**Task to carry out**
Only lines containing the word "Aplicaciones" belong in the answer; copy each one from the records.
= = = = = = =
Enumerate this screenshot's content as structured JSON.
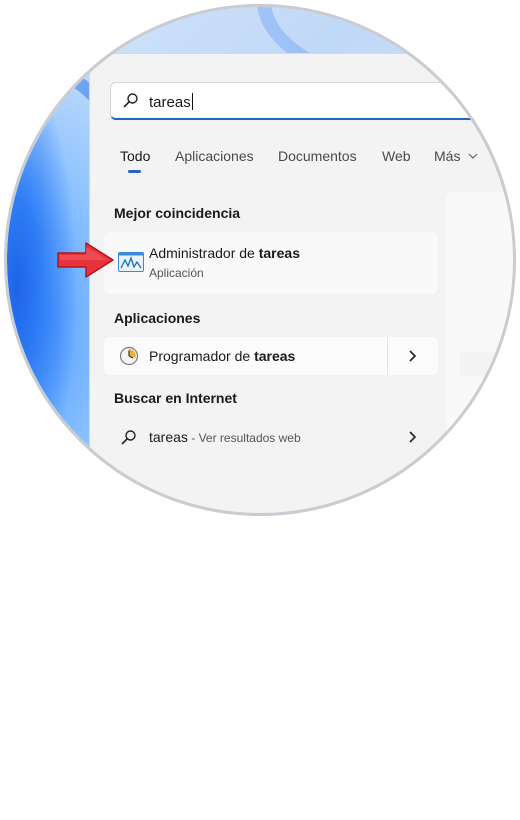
{
  "search": {
    "query": "tareas"
  },
  "tabs": [
    {
      "label": "Todo"
    },
    {
      "label": "Aplicaciones"
    },
    {
      "label": "Documentos"
    },
    {
      "label": "Web"
    },
    {
      "label": "Más"
    }
  ],
  "best_match": {
    "section_title": "Mejor coincidencia",
    "name_prefix": "Administrador de ",
    "name_bold": "tareas",
    "type": "Aplicación"
  },
  "apps": {
    "section_title": "Aplicaciones",
    "items": [
      {
        "name_prefix": "Programador de ",
        "name_bold": "tareas"
      }
    ]
  },
  "web": {
    "section_title": "Buscar en Internet",
    "query": "tareas",
    "suffix": " - Ver resultados web"
  },
  "colors": {
    "accent": "#2563c7",
    "arrow": "#e8333b"
  },
  "icons": {
    "search": "search-icon",
    "task_manager": "task-manager-icon",
    "task_scheduler": "task-scheduler-icon",
    "chevron": "chevron-right-icon",
    "tab_more": "chevron-down-icon",
    "pointer": "red-arrow-pointer"
  }
}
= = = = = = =
**Answer for this exercise**
      "label": "Aplicaciones"
    "section_title": "Aplicaciones",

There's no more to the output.